Nike sues John Geiger claiming he copied its iconic Air Force 1 sneaker

The Swoosh says Geiger’s GF-01 shoe infringes on its Air Force 1 design, despite different materials and branding.

Nike is continuing its battle against customizers and bootleggers by filing a lawsuit against John Geiger’s John Geiger Co and La La Land Production and Design Inc, claiming that Geiger’s GF-01 sneaker infringes on its Air Force 1 design. In response, Geiger wrote in an Instagram post that he’s “been very clear through two years of manufacturing and selling the GF-01 that it was inspired by Nike, and also made sure that anyone purchasing the shoe is aware that it is a designer shoe crafted with higher materials and quality, along with my trademark and changes to the silhouette.”

In a past interview with Input, Geiger had said he wasn’t concerned about getting sued by Nike, calling a lawsuit “impossible.” According to the designer, his work “changed [the sneaker] way too much,” using an original sole, new materials, and separate logos.
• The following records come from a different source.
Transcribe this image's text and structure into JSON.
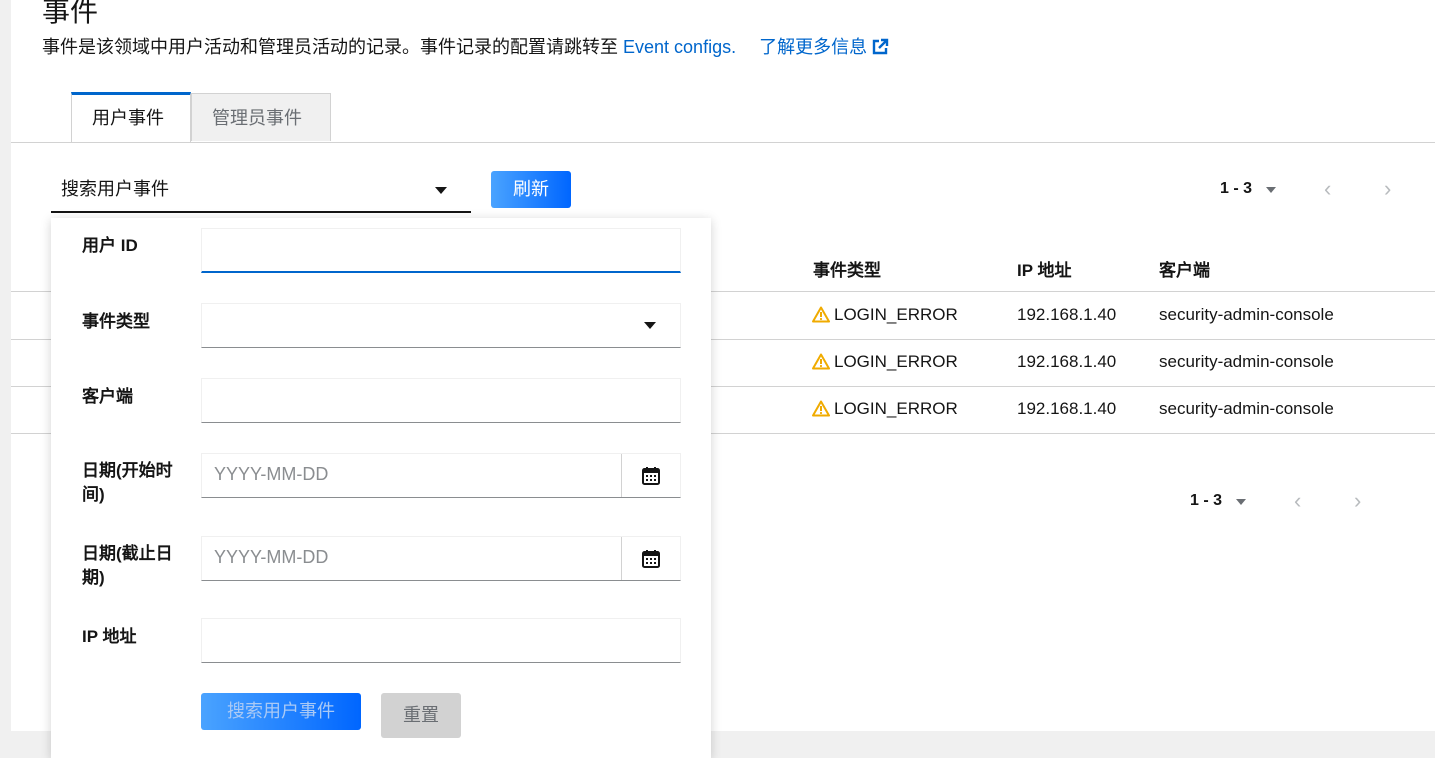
{
  "page": {
    "title": "事件",
    "description": "事件是该领域中用户活动和管理员活动的记录。事件记录的配置请跳转至",
    "event_configs_link": "Event configs.",
    "learn_more_link": "了解更多信息"
  },
  "tabs": [
    {
      "label": "用户事件",
      "active": true
    },
    {
      "label": "管理员事件",
      "active": false
    }
  ],
  "toolbar": {
    "search_toggle_label": "搜索用户事件",
    "refresh_label": "刷新",
    "pagination": "1 - 3"
  },
  "table": {
    "columns": [
      "事件类型",
      "IP 地址",
      "客户端"
    ],
    "rows": [
      {
        "event_type": "LOGIN_ERROR",
        "ip": "192.168.1.40",
        "client": "security-admin-console"
      },
      {
        "event_type": "LOGIN_ERROR",
        "ip": "192.168.1.40",
        "client": "security-admin-console"
      },
      {
        "event_type": "LOGIN_ERROR",
        "ip": "192.168.1.40",
        "client": "security-admin-console"
      }
    ]
  },
  "bottom_pagination": "1 - 3",
  "search_form": {
    "user_id_label": "用户 ID",
    "event_type_label": "事件类型",
    "client_label": "客户端",
    "date_from_label": "日期(开始时间)",
    "date_to_label": "日期(截止日期)",
    "ip_label": "IP 地址",
    "date_placeholder": "YYYY-MM-DD",
    "search_button": "搜索用户事件",
    "reset_button": "重置"
  },
  "colors": {
    "accent": "#0066cc",
    "warning": "#f0ab00"
  }
}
As he said in his recent Instagram post, his GF-01 sneaker was a tasteful homage to Nike’s AF1 — not a bootleg copy.

Nike fan to Nike defendant — Still, Nike has stated in its legal complaint — acquired by Complex — that “by marketing and selling shoes using Nike’s registered Air Force 1 trade dress, John Geiger knowingly and intentionally creates confusion in the marketplace and capitalizes on Nike’s reputation and the reputation of its iconic shoes.”

Nike v John Geiger Co

Geiger, a customizer-turned-designer, has worked on Nike models prior to the lawsuit. Although his personalized pairs were not authorized by the Swoosh, Geiger had previously told Input he hoped Nike would contact him for a collaboration, especially after seeing the success of his premium customs: Geiger’s Shoe Surgeon “Misplaced Checks” Air Force 1, which featured 16 overlapping Swoosh logos made from crocodile leather, pony hair, nubuck, and other exotic materials, quickly made him a designer to watch.

Now, Geiger claims that his sneakers have caught Nike’s attention, but not for the reasons he had initially hoped. He mentioned in his recent Instagram post that the company “has been benefiting off the hard work from myself and a lot of creators within the [sneaker] community over the past 10 years. I’ve remained quiet and never spoken publicly because everyone within the sneaker community has spoken for me but now Nike wants to use meritless claims and attack me as an entrepreneur.” It’s worth noting that in 2018, a Travis Scott AF1 featured misplaced Swoosh logos akin to one of Geiger’s designs.

The designer has promised transparency through the legal process, which he already seems to be providing through his social media. Although Nike has been busy snuffing out customizers, Geiger is one of the bigger names it’s chased after — and his openness about the lawsuit may be a stand against Nike’s constant cease and desist letters.

Is Nike creating a monopoly? — La La Land — which is also being sued by Nike because of its production of Geiger’s shoes — has experienced the wrath of the Swoosh before. Just last year, the company was named as a defendant in Nike’s lawsuit against Warren Lotas, who created bootleg SB Dunk sneakers.

Nike v Warren Lotas / La La Land

Although Lotas settled with Nike in December 2020, La La Land is still fighting the sneaker monolith’s charges. The production company recently filed a counterclaim against Nike, stating “Nike’s strategy aims to quash competition and intimidate legitimate businesses … that often lack the resources to defend themselves against such a well-resourced opponent. There is a bullying nature to these actions that chills creativity and lawful competition.”

The Swoosh has gone after — and shut down — plenty of independent sneaker designers, with very few surviving Nike’s legal influence. Still, there are celebrated brands, like BAPE, that produce obvious tributes to Nike’s shoes and have never been hit with a lawsuit in the way that designers like Geiger and Lotas have. The difference may come down to who has the legal power to defeat Nike — and who doesn’t.